Exercise brief
Set down every record below exactly as it stands, leaving out the pictures.

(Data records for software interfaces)

..........

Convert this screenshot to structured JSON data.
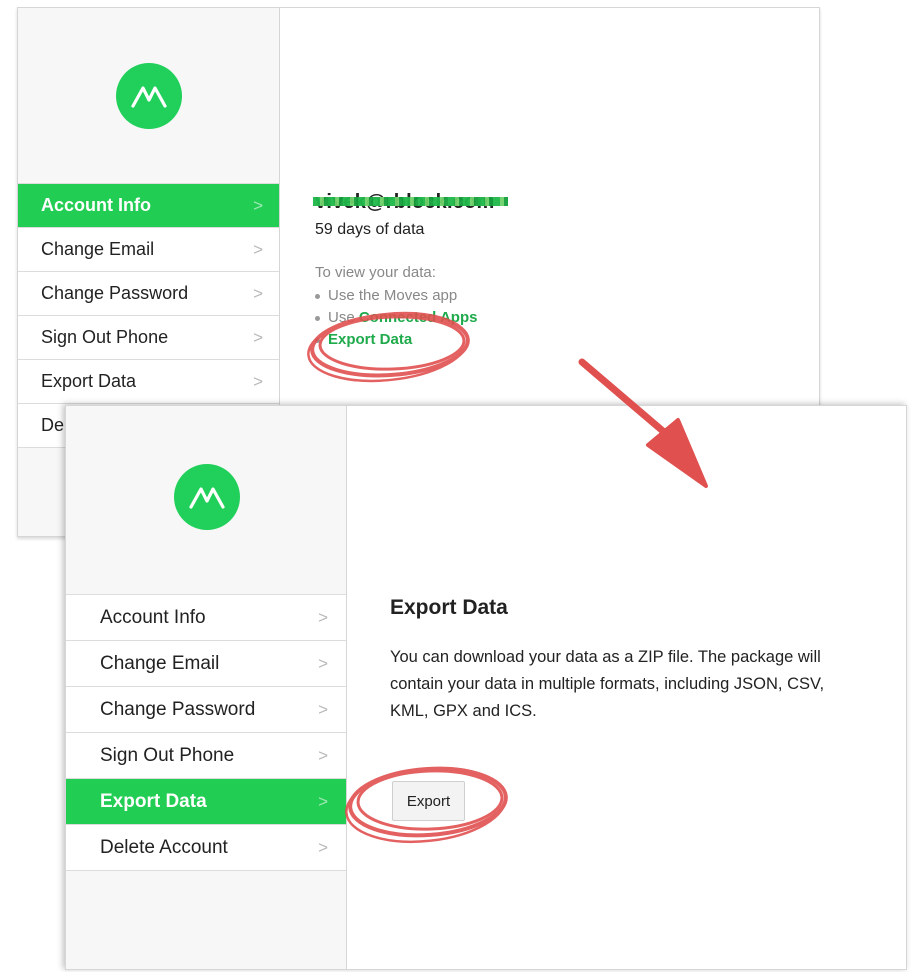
{
  "back_panel": {
    "menu": [
      {
        "label": "Account Info",
        "active": true
      },
      {
        "label": "Change Email",
        "active": false
      },
      {
        "label": "Change Password",
        "active": false
      },
      {
        "label": "Sign Out Phone",
        "active": false
      },
      {
        "label": "Export Data",
        "active": false
      },
      {
        "label": "Del",
        "active": false
      }
    ],
    "account": {
      "email": "vivek@rblock.com",
      "days": "59 days of data",
      "view_label": "To view your data:",
      "links": [
        {
          "prefix": "Use the Moves app",
          "link": ""
        },
        {
          "prefix": "Use ",
          "link": "Connected Apps"
        },
        {
          "prefix": "",
          "link": "Export Data"
        }
      ]
    }
  },
  "front_panel": {
    "menu": [
      {
        "label": "Account Info",
        "active": false
      },
      {
        "label": "Change Email",
        "active": false
      },
      {
        "label": "Change Password",
        "active": false
      },
      {
        "label": "Sign Out Phone",
        "active": false
      },
      {
        "label": "Export Data",
        "active": true
      },
      {
        "label": "Delete Account",
        "active": false
      }
    ],
    "title": "Export Data",
    "description": "You can download your data as a ZIP file. The package will contain your data in multiple formats, including JSON, CSV, KML, GPX and ICS.",
    "export_button": "Export"
  },
  "chevron": ">",
  "colors": {
    "brand_green": "#21cd53",
    "link_green": "#1faa4b",
    "annotation_red": "#e0504f"
  },
  "icons": {
    "logo": "moves-logo-icon"
  }
}
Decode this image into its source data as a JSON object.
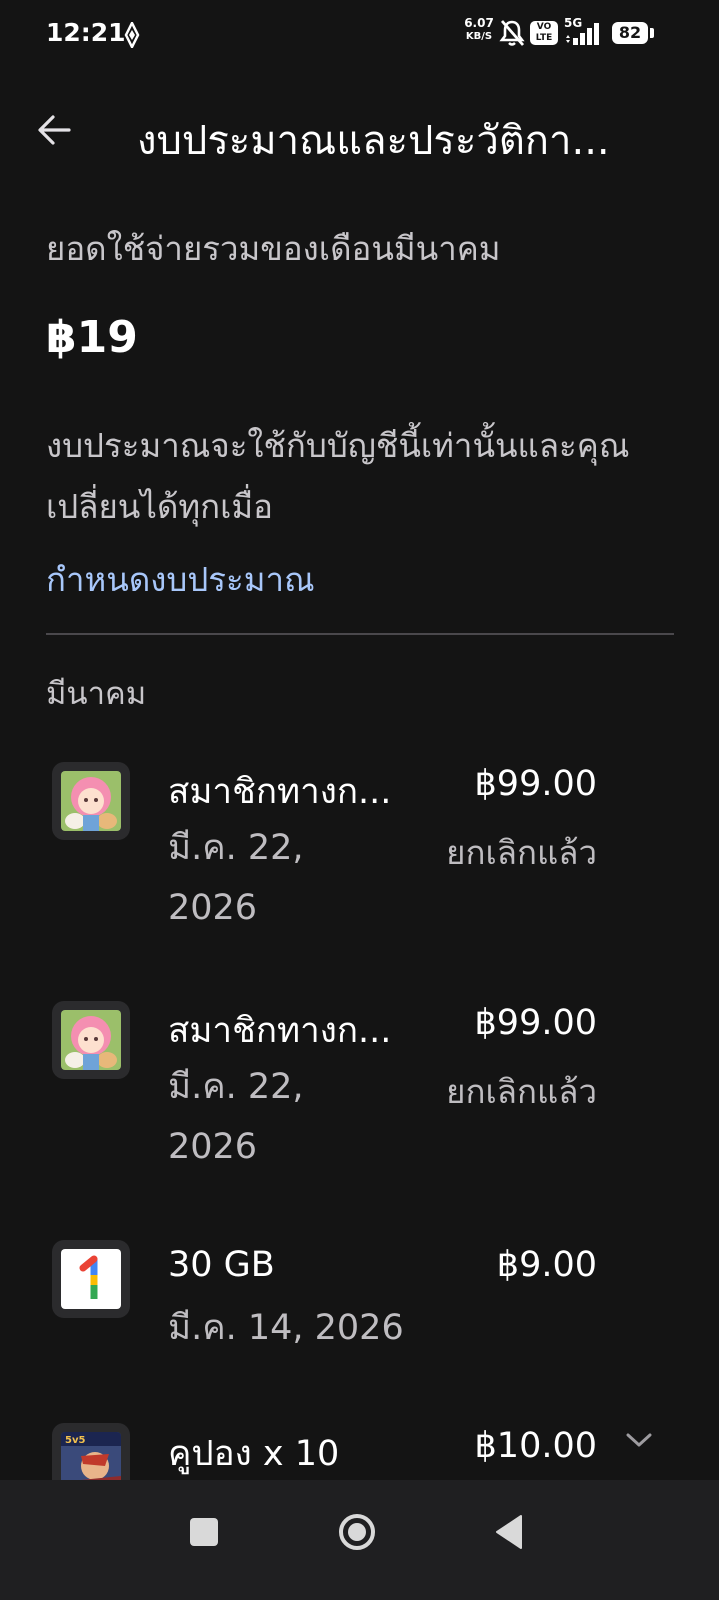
{
  "status_bar": {
    "time": "12:21",
    "net_speed_value": "6.07",
    "net_speed_unit": "KB/S",
    "volte_top": "VO",
    "volte_bottom": "LTE",
    "network": "5G",
    "battery": "82"
  },
  "header": {
    "title": "งบประมาณและประวัติกา..."
  },
  "summary": {
    "label": "ยอดใช้จ่ายรวมของเดือนมีนาคม",
    "total": "฿19",
    "note": "งบประมาณจะใช้กับบัญชีนี้เท่านั้นและคุณเปลี่ยนได้ทุกเมื่อ",
    "set_budget_link": "กำหนดงบประมาณ"
  },
  "month_heading": "มีนาคม",
  "transactions": [
    {
      "name": "สมาชิกทางก...",
      "price": "฿99.00",
      "date": "มี.ค. 22, 2026",
      "status": "ยกเลิกแล้ว",
      "icon": "game-avatar-icon"
    },
    {
      "name": "สมาชิกทางก...",
      "price": "฿99.00",
      "date": "มี.ค. 22, 2026",
      "status": "ยกเลิกแล้ว",
      "icon": "game-avatar-icon"
    },
    {
      "name": "30 GB",
      "price": "฿9.00",
      "date": "มี.ค. 14, 2026",
      "status": "",
      "icon": "google-one-icon"
    },
    {
      "name": "คูปอง x 10",
      "price": "฿10.00",
      "date": "",
      "status": "",
      "icon": "moba-game-icon"
    }
  ],
  "colors": {
    "background": "#141414",
    "link": "#a8c7fa",
    "nav_bar": "#1f1f21"
  }
}
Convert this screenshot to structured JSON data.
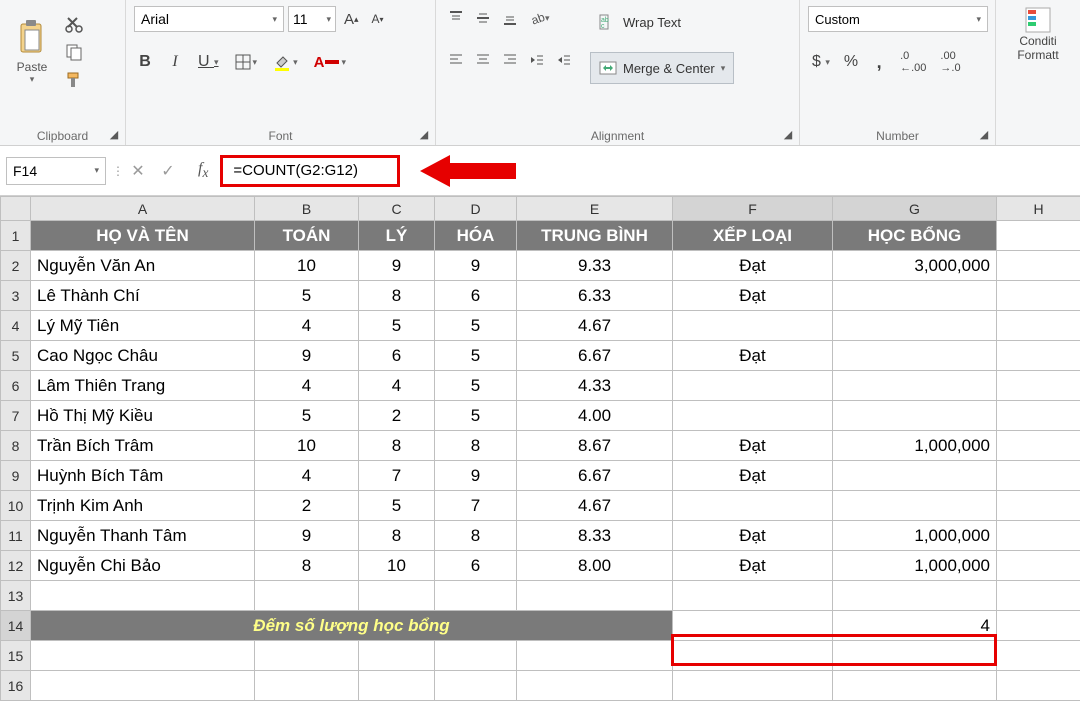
{
  "ribbon": {
    "clipboard": {
      "label": "Clipboard",
      "paste": "Paste"
    },
    "font": {
      "label": "Font",
      "name": "Arial",
      "size": "11",
      "bold": "B",
      "italic": "I",
      "underline": "U"
    },
    "alignment": {
      "label": "Alignment",
      "wrap": "Wrap Text",
      "merge": "Merge & Center"
    },
    "number": {
      "label": "Number",
      "format": "Custom",
      "inc": ".0",
      "dec": ".00"
    },
    "styles": {
      "cond1": "Conditi",
      "cond2": "Formatt"
    }
  },
  "fx": {
    "name_box": "F14",
    "formula": "=COUNT(G2:G12)"
  },
  "columns": [
    "A",
    "B",
    "C",
    "D",
    "E",
    "F",
    "G",
    "H"
  ],
  "header_row": [
    "HỌ VÀ TÊN",
    "TOÁN",
    "LÝ",
    "HÓA",
    "TRUNG BÌNH",
    "XẾP LOẠI",
    "HỌC BỔNG"
  ],
  "rows": [
    {
      "n": "2",
      "name": "Nguyễn Văn An",
      "t": "10",
      "l": "9",
      "h": "9",
      "tb": "9.33",
      "xl": "Đạt",
      "hb": "3,000,000"
    },
    {
      "n": "3",
      "name": "Lê Thành Chí",
      "t": "5",
      "l": "8",
      "h": "6",
      "tb": "6.33",
      "xl": "Đạt",
      "hb": ""
    },
    {
      "n": "4",
      "name": "Lý Mỹ Tiên",
      "t": "4",
      "l": "5",
      "h": "5",
      "tb": "4.67",
      "xl": "",
      "hb": ""
    },
    {
      "n": "5",
      "name": "Cao Ngọc Châu",
      "t": "9",
      "l": "6",
      "h": "5",
      "tb": "6.67",
      "xl": "Đạt",
      "hb": ""
    },
    {
      "n": "6",
      "name": "Lâm Thiên Trang",
      "t": "4",
      "l": "4",
      "h": "5",
      "tb": "4.33",
      "xl": "",
      "hb": ""
    },
    {
      "n": "7",
      "name": "Hồ Thị Mỹ Kiều",
      "t": "5",
      "l": "2",
      "h": "5",
      "tb": "4.00",
      "xl": "",
      "hb": ""
    },
    {
      "n": "8",
      "name": "Trần Bích Trâm",
      "t": "10",
      "l": "8",
      "h": "8",
      "tb": "8.67",
      "xl": "Đạt",
      "hb": "1,000,000"
    },
    {
      "n": "9",
      "name": "Huỳnh Bích Tâm",
      "t": "4",
      "l": "7",
      "h": "9",
      "tb": "6.67",
      "xl": "Đạt",
      "hb": ""
    },
    {
      "n": "10",
      "name": "Trịnh Kim Anh",
      "t": "2",
      "l": "5",
      "h": "7",
      "tb": "4.67",
      "xl": "",
      "hb": ""
    },
    {
      "n": "11",
      "name": "Nguyễn Thanh Tâm",
      "t": "9",
      "l": "8",
      "h": "8",
      "tb": "8.33",
      "xl": "Đạt",
      "hb": "1,000,000"
    },
    {
      "n": "12",
      "name": "Nguyễn Chi Bảo",
      "t": "8",
      "l": "10",
      "h": "6",
      "tb": "8.00",
      "xl": "Đạt",
      "hb": "1,000,000"
    }
  ],
  "summary": {
    "row": "14",
    "label": "Đếm số lượng học bổng",
    "result": "4"
  },
  "blank_rows": [
    "13",
    "15",
    "16"
  ]
}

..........

Answer box
Convert this screenshot to structured JSON data.
{
  "back_panel": {
    "menu": [
      {
        "label": "Account Info",
        "active": true
      },
      {
        "label": "Change Email",
        "active": false
      },
      {
        "label": "Change Password",
        "active": false
      },
      {
        "label": "Sign Out Phone",
        "active": false
      },
      {
        "label": "Export Data",
        "active": false
      },
      {
        "label": "Del",
        "active": false
      }
    ],
    "account": {
      "email": "vivek@rblock.com",
      "days": "59 days of data",
      "view_label": "To view your data:",
      "links": [
        {
          "prefix": "Use the Moves app",
          "link": ""
        },
        {
          "prefix": "Use ",
          "link": "Connected Apps"
        },
        {
          "prefix": "",
          "link": "Export Data"
        }
      ]
    }
  },
  "front_panel": {
    "menu": [
      {
        "label": "Account Info",
        "active": false
      },
      {
        "label": "Change Email",
        "active": false
      },
      {
        "label": "Change Password",
        "active": false
      },
      {
        "label": "Sign Out Phone",
        "active": false
      },
      {
        "label": "Export Data",
        "active": true
      },
      {
        "label": "Delete Account",
        "active": false
      }
    ],
    "title": "Export Data",
    "description": "You can download your data as a ZIP file. The package will contain your data in multiple formats, including JSON, CSV, KML, GPX and ICS.",
    "export_button": "Export"
  },
  "chevron": ">",
  "colors": {
    "brand_green": "#21cd53",
    "link_green": "#1faa4b",
    "annotation_red": "#e0504f"
  },
  "icons": {
    "logo": "moves-logo-icon"
  }
}
Decode this image into its source data as a JSON object.
{
  "status_bar": {
    "time": "12:21",
    "net_speed_value": "6.07",
    "net_speed_unit": "KB/S",
    "volte_top": "VO",
    "volte_bottom": "LTE",
    "network": "5G",
    "battery": "82"
  },
  "header": {
    "title": "งบประมาณและประวัติกา..."
  },
  "summary": {
    "label": "ยอดใช้จ่ายรวมของเดือนมีนาคม",
    "total": "฿19",
    "note": "งบประมาณจะใช้กับบัญชีนี้เท่านั้นและคุณเปลี่ยนได้ทุกเมื่อ",
    "set_budget_link": "กำหนดงบประมาณ"
  },
  "month_heading": "มีนาคม",
  "transactions": [
    {
      "name": "สมาชิกทางก...",
      "price": "฿99.00",
      "date": "มี.ค. 22, 2026",
      "status": "ยกเลิกแล้ว",
      "icon": "game-avatar-icon"
    },
    {
      "name": "สมาชิกทางก...",
      "price": "฿99.00",
      "date": "มี.ค. 22, 2026",
      "status": "ยกเลิกแล้ว",
      "icon": "game-avatar-icon"
    },
    {
      "name": "30 GB",
      "price": "฿9.00",
      "date": "มี.ค. 14, 2026",
      "status": "",
      "icon": "google-one-icon"
    },
    {
      "name": "คูปอง x 10",
      "price": "฿10.00",
      "date": "",
      "status": "",
      "icon": "moba-game-icon"
    }
  ],
  "colors": {
    "background": "#141414",
    "link": "#a8c7fa",
    "nav_bar": "#1f1f21"
  }
}
Convert this screenshot to structured JSON data.
{
  "ribbon": {
    "clipboard": {
      "label": "Clipboard",
      "paste": "Paste"
    },
    "font": {
      "label": "Font",
      "name": "Arial",
      "size": "11",
      "bold": "B",
      "italic": "I",
      "underline": "U"
    },
    "alignment": {
      "label": "Alignment",
      "wrap": "Wrap Text",
      "merge": "Merge & Center"
    },
    "number": {
      "label": "Number",
      "format": "Custom",
      "inc": ".0",
      "dec": ".00"
    },
    "styles": {
      "cond1": "Conditi",
      "cond2": "Formatt"
    }
  },
  "fx": {
    "name_box": "F14",
    "formula": "=COUNT(G2:G12)"
  },
  "columns": [
    "A",
    "B",
    "C",
    "D",
    "E",
    "F",
    "G",
    "H"
  ],
  "header_row": [
    "HỌ VÀ TÊN",
    "TOÁN",
    "LÝ",
    "HÓA",
    "TRUNG BÌNH",
    "XẾP LOẠI",
    "HỌC BỔNG"
  ],
  "rows": [
    {
      "n": "2",
      "name": "Nguyễn Văn An",
      "t": "10",
      "l": "9",
      "h": "9",
      "tb": "9.33",
      "xl": "Đạt",
      "hb": "3,000,000"
    },
    {
      "n": "3",
      "name": "Lê Thành Chí",
      "t": "5",
      "l": "8",
      "h": "6",
      "tb": "6.33",
      "xl": "Đạt",
      "hb": ""
    },
    {
      "n": "4",
      "name": "Lý Mỹ Tiên",
      "t": "4",
      "l": "5",
      "h": "5",
      "tb": "4.67",
      "xl": "",
      "hb": ""
    },
    {
      "n": "5",
      "name": "Cao Ngọc Châu",
      "t": "9",
      "l": "6",
      "h": "5",
      "tb": "6.67",
      "xl": "Đạt",
      "hb": ""
    },
    {
      "n": "6",
      "name": "Lâm Thiên Trang",
      "t": "4",
      "l": "4",
      "h": "5",
      "tb": "4.33",
      "xl": "",
      "hb": ""
    },
    {
      "n": "7",
      "name": "Hồ Thị Mỹ Kiều",
      "t": "5",
      "l": "2",
      "h": "5",
      "tb": "4.00",
      "xl": "",
      "hb": ""
    },
    {
      "n": "8",
      "name": "Trần Bích Trâm",
      "t": "10",
      "l": "8",
      "h": "8",
      "tb": "8.67",
      "xl": "Đạt",
      "hb": "1,000,000"
    },
    {
      "n": "9",
      "name": "Huỳnh Bích Tâm",
      "t": "4",
      "l": "7",
      "h": "9",
      "tb": "6.67",
      "xl": "Đạt",
      "hb": ""
    },
    {
      "n": "10",
      "name": "Trịnh Kim Anh",
      "t": "2",
      "l": "5",
      "h": "7",
      "tb": "4.67",
      "xl": "",
      "hb": ""
    },
    {
      "n": "11",
      "name": "Nguyễn Thanh Tâm",
      "t": "9",
      "l": "8",
      "h": "8",
      "tb": "8.33",
      "xl": "Đạt",
      "hb": "1,000,000"
    },
    {
      "n": "12",
      "name": "Nguyễn Chi Bảo",
      "t": "8",
      "l": "10",
      "h": "6",
      "tb": "8.00",
      "xl": "Đạt",
      "hb": "1,000,000"
    }
  ],
  "summary": {
    "row": "14",
    "label": "Đếm số lượng học bổng",
    "result": "4"
  },
  "blank_rows": [
    "13",
    "15",
    "16"
  ]
}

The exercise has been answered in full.